Alienated children have been caught in high-conflict separations where they have been forced to choose a side, and are aligned, both physically and emotionally, with one parent, rejecting the other.

Reaching out to an alienated child: ‘Never give up’

For loving parents, yearning for child who is alive but cut off from them is a special kind of agony – a pain some have described as “a living death”.

Almost all targeted parents continue to reach out to their children by whatever means available, as a way to let their children know that they haven’t given up. Amanda Sillars, who runs alienated support group The Eeny Meeny Miney Mo Foundation, calls these communication attempts “breadcrumbs of love”.

I asked a dozen alienated parents to share some of these “breadcrumbs of love” – messages of unbreakable love that went unanswered.

The responses are beyond heartbreaking:

This mum sent thousands of unanswered messages to her sons over the years before discovering their phone had been cut off. Source: Alex Carlton

Parents never give up – no matter what. Source: Alex Carlton

What does parental alienation look like?

Never assume that a parent who doesn’t see their child has done something wrong.

In some cases there may be court orders that mandate that the child must see both parents, but the alienating parent defies them with impunity.

Sometimes there may be no court orders but the alienating parent has successfully ‘turned’ a child against their mother or father, resulting in the child taking one parents’ side in an effort to reduce the conflict between the parents.

In almost all cases, the alienated child had a loving, normal and secure relationship with the parent they no longer see before the alienation happened – even if their demeanour towards the targeted parent has become hostile.

What does the research say?

There is little Australian data available about parental alienation but according to a study from published in the Children and Youth Services Review, at least 22 million American parents may be a victim of this terrible form of abuse.

It’s thought to affect both mothers and father equally. It can be a difficult concept to understand, even for professionals. Research about it is minimal and there is little consensus about appropriate remedies.

It is recognised in courts in the US, Canada and the UK – and increasingly in Australia – but more research is needed to find out why it happens, what the effects are on children and parents and the what the legal and therapeutic communities can do to help those it affects. The Australian Institute of Family Studies has some information here.

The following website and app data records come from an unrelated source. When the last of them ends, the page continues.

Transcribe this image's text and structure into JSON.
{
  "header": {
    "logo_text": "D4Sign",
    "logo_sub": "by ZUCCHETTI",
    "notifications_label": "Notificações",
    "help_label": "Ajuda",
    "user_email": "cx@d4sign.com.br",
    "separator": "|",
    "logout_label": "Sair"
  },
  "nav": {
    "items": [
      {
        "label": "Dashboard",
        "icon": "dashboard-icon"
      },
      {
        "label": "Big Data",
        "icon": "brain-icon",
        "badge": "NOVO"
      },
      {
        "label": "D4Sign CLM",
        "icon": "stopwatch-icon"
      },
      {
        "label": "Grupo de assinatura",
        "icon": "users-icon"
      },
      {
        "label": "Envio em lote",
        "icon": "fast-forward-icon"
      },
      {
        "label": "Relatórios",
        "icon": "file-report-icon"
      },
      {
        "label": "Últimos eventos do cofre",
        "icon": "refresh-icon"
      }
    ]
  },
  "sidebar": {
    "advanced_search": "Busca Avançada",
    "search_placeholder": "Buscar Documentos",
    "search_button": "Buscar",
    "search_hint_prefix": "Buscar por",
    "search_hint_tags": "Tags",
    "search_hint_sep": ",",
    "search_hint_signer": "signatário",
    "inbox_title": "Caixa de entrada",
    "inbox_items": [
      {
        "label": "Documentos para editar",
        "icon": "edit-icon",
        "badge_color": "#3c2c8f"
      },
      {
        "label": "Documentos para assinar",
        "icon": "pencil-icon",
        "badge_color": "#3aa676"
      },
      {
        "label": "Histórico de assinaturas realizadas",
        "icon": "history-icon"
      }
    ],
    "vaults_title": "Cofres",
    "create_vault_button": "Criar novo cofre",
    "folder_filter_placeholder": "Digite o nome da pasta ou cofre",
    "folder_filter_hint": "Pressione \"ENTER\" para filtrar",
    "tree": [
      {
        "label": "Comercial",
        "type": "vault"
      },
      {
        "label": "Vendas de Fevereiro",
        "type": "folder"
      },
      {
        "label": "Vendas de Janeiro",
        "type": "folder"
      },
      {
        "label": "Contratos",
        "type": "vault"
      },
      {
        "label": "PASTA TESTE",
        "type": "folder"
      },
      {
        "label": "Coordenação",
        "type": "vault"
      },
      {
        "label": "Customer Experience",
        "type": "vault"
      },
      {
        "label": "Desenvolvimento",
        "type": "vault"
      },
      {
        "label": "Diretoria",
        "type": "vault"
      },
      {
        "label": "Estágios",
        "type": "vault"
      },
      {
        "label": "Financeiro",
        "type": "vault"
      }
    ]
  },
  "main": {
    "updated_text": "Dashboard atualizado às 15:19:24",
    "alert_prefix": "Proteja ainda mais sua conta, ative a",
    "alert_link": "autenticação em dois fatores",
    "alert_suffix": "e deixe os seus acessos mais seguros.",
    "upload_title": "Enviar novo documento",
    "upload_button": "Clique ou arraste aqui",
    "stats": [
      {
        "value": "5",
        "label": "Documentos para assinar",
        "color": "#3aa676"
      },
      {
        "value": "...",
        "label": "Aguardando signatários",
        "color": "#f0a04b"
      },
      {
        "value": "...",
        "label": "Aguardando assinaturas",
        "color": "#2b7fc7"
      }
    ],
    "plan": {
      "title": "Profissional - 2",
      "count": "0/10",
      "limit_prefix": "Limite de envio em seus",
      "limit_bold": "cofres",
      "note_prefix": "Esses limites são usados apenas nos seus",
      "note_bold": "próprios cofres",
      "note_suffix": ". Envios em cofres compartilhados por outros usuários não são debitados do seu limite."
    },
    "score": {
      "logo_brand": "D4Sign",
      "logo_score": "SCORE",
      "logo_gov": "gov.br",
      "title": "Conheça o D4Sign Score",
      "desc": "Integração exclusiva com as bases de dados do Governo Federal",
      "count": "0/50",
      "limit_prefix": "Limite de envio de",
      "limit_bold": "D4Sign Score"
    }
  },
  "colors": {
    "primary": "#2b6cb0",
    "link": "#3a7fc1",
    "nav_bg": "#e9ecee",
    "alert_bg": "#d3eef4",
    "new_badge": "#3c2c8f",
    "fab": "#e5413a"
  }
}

If you are a parent who is alienated from their child or a child who is alienated from a parent, The Eenie Meenie Miney Mo Foundation has some excellent resources that may help.

Most of all, stay strong. And never give up.

How to reach out to your alienated child

Amanda Sillars urges targeted parents to keep trying to contact their children, even if they receive no response, as they may one day be the ‘breadcrumbs’ that their children can follow to reconnect and reunite with the parent they love and terribly miss.

“Often the children read the messages but they don’t want to be caught responding,” she explains. “You might not see the positive outcomes for months or years – but your kids may one day have an opportunity, away from the house or on holidays, to try and reach out. Don’t give up.”

She offers some excellent tips for parents trying to communicate with their alienated child here.

Tips for reaching out to an alienated child

  • Speak with love and kindness
  • Always stay calm and never react
  • Focus forward
  • Don’t bombard them with communications even though you may be excited to get a break through
  • Expect crumbs in communication – anything more is a bonus
  • No response is not always a bad thing
  • Be the best version of you
  • Avoid dark and heavy conversations
  • Show your children that you are interested in them
  • Ask them about school, activities or hobbies they may be involved in, friendships they have and so on
  • Avoid talking about the situation
  • Remember: actions speak louder than words
  • Don’t make promises you cannot fulfil